BEYOND THE NUMBERS
Taxing College Endowment Income No Way to Pay for Regressive Tax Cuts
The House- and Senate-passed Republican tax bills each impose a 1.4 percent excise tax on the income from endowments of some private colleges and universities. The idea appears to stem from a larger proposal, as explained below, to boost educational opportunities for low- and moderate-income students. Congressional Republicans, however, are using the tax to help pay for tax cuts that mainly benefit wealthy households and profitable corporations, while dropping the rest of the education proposal.
In a 2016 House Ways and Means Committee hearing, Mark Schneider, an American Institutes for Research Vice President and Institute Fellow, called for a similarly structured tax on college endowment incomes. But to keep the tax from hitting the funds that schools use to provide financial aid — which would make it harder for lower- and middle-income students to attend college — Schneider recommended offsetting each school's tax liability by the amount it devotes to financial aid for students who qualify for Pell Grants. He also recommended that federal policymakers use the revenue to improve community college affordability, as those schools’ students often lack access to the same resources as other students, and the schools themselves have smaller pools of financial aid available for students.
Whatever one may think of the Schneider proposal, the provision in the House and Senate tax bills is much different. Both bills would impose a tax on private endowments of a certain size, regardless of how much the schools spend on financial aid or any other measure of access and affordability. The House proposal applies to schools whose endowments exceed $250,000 per student, which would affect 66 schools, according to the think tank New America; the Senate raised the threshold to $500,000 per student, reducing the number of affected schools to 30.
The House provision would generate an estimated $2.5 billion in revenue over ten years; the Senate’s would generate $1.8 billion. Neither bill would direct those funds toward making college more affordable to community college students, using them instead to help finance tax cuts that would overwhelmingly benefit high-income households and wealthy corporations.
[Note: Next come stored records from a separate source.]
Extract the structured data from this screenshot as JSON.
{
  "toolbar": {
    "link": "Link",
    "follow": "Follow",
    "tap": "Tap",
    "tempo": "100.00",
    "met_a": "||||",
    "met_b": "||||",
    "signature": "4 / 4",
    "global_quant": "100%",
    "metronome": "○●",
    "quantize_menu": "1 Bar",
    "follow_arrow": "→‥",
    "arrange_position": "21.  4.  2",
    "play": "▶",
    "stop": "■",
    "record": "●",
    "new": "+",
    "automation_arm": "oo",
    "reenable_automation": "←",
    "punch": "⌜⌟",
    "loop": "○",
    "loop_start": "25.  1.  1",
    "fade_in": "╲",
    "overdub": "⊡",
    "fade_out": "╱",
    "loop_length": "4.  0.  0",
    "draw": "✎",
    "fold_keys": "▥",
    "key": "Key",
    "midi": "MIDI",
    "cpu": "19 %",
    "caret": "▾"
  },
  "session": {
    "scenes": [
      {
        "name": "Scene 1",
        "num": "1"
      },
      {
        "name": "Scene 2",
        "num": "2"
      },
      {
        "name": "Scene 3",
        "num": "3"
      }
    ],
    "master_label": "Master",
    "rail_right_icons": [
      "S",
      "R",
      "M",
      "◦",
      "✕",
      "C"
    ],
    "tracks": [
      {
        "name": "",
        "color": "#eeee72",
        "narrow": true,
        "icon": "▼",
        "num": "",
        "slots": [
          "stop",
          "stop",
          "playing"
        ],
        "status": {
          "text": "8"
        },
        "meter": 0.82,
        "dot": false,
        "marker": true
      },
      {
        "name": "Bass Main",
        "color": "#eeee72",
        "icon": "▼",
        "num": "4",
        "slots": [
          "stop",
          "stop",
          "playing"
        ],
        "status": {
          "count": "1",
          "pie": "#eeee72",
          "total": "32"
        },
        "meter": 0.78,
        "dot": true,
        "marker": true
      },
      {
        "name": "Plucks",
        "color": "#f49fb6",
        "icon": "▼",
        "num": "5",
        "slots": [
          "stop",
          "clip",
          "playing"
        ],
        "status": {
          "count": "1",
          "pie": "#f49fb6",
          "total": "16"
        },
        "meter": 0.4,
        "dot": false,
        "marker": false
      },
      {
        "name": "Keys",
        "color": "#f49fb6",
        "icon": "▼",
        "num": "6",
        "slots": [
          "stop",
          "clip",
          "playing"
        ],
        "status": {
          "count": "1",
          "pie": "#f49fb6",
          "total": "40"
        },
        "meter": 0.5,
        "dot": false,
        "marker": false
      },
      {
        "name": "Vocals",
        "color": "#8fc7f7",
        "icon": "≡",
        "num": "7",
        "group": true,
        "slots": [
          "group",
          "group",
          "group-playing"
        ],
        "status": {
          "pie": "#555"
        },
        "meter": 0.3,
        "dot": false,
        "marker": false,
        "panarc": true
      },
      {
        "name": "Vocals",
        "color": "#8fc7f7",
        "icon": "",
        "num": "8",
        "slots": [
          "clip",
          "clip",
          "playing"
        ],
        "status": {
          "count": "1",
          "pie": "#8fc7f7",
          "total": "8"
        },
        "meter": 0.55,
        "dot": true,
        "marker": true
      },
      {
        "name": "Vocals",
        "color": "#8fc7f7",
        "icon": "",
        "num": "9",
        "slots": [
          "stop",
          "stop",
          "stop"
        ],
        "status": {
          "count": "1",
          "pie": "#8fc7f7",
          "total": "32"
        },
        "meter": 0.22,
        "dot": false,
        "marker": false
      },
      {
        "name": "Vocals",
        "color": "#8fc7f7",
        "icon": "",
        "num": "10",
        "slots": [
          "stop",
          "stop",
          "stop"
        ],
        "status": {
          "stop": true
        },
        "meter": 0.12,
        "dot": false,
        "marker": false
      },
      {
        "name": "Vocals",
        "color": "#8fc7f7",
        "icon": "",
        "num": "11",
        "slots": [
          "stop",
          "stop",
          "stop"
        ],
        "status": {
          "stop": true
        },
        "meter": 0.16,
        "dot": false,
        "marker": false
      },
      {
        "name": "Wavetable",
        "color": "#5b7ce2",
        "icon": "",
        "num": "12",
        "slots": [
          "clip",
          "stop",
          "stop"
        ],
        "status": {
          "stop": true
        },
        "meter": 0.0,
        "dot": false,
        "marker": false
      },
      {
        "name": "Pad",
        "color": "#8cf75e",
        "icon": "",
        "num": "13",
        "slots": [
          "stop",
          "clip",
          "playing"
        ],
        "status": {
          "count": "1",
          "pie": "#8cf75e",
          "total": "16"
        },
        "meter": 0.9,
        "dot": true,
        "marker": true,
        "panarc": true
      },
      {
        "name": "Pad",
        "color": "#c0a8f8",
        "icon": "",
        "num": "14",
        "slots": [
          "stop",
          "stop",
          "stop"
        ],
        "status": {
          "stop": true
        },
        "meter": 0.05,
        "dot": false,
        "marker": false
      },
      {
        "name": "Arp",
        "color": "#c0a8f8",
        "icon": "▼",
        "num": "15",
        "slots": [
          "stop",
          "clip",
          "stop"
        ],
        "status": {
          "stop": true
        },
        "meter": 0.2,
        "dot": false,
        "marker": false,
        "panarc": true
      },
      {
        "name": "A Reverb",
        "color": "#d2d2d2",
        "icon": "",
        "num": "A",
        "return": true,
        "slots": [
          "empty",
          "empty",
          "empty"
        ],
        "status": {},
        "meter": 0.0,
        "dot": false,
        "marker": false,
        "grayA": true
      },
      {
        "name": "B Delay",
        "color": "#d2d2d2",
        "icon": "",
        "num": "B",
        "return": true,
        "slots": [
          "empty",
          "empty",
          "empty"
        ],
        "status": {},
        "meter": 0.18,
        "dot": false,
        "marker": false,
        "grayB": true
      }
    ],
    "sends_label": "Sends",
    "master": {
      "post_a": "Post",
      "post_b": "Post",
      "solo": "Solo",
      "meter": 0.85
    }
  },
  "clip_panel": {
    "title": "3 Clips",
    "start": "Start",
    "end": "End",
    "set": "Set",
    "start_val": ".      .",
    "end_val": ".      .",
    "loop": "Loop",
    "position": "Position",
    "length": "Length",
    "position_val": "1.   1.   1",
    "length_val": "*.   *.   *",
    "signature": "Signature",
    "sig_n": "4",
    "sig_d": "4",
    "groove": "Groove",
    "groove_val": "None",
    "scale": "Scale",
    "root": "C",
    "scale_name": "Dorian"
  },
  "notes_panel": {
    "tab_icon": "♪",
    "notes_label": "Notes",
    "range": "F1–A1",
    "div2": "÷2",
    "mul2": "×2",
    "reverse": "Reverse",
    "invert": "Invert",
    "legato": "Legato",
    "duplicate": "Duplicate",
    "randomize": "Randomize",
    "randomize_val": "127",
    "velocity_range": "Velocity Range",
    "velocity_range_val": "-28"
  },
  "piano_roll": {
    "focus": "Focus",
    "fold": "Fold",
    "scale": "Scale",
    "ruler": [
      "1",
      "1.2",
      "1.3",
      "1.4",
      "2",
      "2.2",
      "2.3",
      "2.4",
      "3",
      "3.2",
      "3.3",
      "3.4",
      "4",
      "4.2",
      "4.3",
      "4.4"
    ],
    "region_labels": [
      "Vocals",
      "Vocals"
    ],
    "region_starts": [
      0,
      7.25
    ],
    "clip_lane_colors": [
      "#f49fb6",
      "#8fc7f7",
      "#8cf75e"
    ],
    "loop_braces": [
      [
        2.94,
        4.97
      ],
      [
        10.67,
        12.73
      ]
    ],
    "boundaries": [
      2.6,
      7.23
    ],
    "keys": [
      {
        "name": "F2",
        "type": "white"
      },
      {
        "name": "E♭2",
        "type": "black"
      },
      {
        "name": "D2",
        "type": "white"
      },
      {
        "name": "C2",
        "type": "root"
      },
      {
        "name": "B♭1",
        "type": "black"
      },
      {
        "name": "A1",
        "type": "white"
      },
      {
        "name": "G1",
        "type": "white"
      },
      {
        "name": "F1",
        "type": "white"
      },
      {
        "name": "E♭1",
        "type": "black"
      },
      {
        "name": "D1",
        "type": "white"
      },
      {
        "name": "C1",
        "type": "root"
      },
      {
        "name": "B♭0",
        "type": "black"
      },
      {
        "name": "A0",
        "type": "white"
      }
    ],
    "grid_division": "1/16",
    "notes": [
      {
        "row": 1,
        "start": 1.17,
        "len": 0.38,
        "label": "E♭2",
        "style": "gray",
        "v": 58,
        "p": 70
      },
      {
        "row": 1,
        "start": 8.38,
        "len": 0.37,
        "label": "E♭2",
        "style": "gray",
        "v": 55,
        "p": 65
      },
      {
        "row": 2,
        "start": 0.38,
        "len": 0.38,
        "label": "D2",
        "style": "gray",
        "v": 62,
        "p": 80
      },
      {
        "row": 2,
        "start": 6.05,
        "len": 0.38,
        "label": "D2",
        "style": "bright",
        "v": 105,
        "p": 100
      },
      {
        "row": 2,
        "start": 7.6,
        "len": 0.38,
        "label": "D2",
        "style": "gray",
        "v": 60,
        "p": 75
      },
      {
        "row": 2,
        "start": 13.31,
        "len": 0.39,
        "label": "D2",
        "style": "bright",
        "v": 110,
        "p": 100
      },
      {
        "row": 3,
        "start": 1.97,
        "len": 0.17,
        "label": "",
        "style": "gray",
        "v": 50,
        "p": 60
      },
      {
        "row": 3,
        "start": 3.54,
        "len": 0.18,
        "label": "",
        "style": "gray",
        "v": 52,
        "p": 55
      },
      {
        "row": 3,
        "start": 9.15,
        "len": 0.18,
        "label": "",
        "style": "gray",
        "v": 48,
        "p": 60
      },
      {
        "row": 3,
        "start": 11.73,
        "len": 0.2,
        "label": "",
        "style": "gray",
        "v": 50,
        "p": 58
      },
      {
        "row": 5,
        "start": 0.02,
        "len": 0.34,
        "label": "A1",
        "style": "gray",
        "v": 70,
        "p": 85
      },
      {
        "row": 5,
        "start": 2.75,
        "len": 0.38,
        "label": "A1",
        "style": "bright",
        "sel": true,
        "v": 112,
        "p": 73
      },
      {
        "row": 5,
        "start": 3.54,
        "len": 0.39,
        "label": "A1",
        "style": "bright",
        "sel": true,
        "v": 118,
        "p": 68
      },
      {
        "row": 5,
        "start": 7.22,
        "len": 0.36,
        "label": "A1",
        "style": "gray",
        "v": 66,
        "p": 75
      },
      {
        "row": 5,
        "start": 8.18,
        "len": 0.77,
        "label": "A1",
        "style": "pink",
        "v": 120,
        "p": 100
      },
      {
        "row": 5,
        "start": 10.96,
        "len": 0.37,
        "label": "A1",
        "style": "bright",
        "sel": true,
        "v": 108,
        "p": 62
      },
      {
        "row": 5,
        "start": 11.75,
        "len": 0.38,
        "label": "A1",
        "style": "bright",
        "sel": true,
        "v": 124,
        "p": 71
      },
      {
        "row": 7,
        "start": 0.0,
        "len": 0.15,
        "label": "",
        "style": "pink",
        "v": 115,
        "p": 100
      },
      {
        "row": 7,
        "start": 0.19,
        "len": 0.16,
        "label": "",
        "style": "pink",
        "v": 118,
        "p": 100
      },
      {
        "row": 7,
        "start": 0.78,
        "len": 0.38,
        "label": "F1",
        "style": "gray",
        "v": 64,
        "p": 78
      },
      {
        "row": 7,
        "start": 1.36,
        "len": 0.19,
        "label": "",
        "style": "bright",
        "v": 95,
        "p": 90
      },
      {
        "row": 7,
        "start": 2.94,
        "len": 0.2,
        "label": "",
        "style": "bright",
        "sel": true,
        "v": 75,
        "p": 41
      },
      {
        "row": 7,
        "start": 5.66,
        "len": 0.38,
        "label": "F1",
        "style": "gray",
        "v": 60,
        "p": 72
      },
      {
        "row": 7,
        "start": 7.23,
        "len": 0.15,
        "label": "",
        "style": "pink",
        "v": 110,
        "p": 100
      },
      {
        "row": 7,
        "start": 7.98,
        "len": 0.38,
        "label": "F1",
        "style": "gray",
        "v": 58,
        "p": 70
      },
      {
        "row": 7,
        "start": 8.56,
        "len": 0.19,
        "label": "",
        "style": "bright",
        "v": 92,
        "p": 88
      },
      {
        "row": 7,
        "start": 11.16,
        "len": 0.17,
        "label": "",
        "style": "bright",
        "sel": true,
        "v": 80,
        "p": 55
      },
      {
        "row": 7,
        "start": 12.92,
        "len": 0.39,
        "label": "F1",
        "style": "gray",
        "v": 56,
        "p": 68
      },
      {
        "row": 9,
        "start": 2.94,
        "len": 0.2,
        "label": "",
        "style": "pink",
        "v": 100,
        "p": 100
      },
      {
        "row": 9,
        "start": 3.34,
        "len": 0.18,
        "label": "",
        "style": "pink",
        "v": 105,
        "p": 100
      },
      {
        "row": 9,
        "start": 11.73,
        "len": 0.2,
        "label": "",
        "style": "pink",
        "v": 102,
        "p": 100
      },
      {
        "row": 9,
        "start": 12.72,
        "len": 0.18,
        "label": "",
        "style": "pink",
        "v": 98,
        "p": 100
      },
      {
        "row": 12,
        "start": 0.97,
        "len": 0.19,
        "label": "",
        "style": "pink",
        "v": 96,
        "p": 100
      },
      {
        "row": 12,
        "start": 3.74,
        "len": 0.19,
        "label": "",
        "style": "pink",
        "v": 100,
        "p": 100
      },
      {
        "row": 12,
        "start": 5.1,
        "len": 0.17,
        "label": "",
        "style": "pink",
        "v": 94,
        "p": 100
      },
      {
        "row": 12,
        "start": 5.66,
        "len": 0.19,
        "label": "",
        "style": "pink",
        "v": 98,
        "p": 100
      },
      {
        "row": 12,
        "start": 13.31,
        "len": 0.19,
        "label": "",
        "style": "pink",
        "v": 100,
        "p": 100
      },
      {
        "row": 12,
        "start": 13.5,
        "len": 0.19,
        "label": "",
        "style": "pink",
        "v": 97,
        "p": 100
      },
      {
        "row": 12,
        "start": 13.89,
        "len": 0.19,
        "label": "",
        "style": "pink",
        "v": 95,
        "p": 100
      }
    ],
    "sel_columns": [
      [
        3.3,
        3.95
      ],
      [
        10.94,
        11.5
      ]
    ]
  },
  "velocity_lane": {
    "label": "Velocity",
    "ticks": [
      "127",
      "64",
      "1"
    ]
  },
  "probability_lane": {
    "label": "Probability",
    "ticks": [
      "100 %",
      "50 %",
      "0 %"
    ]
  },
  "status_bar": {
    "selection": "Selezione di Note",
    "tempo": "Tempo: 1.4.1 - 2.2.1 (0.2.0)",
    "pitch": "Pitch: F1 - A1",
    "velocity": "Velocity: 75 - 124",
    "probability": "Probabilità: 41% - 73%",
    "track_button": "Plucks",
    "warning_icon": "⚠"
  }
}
Proponents have offered no rationale for this tax other than to raise revenue. The American Council on Education, on behalf of 46 other higher education groups, has warned that it would reduce endowment funds available for scholarships, as well as research and educational programs, at their schools.
Making higher education more broadly accessible and affordable — and ensuring that colleges and universities serve a wide range of students — should be a national priority, both because it reflects our values of helping everyone meet their full potential and because a better educated workforce is good for economic growth. Stanford economist Raj Chetty and others have raised valid criticisms about how much elite colleges and universities are using their large endowments to provide upward mobility to lower- and middle-income students. But taxing certain colleges’ endowments and using the savings to help pay for highly regressive tax cuts would hardly advance opportunity.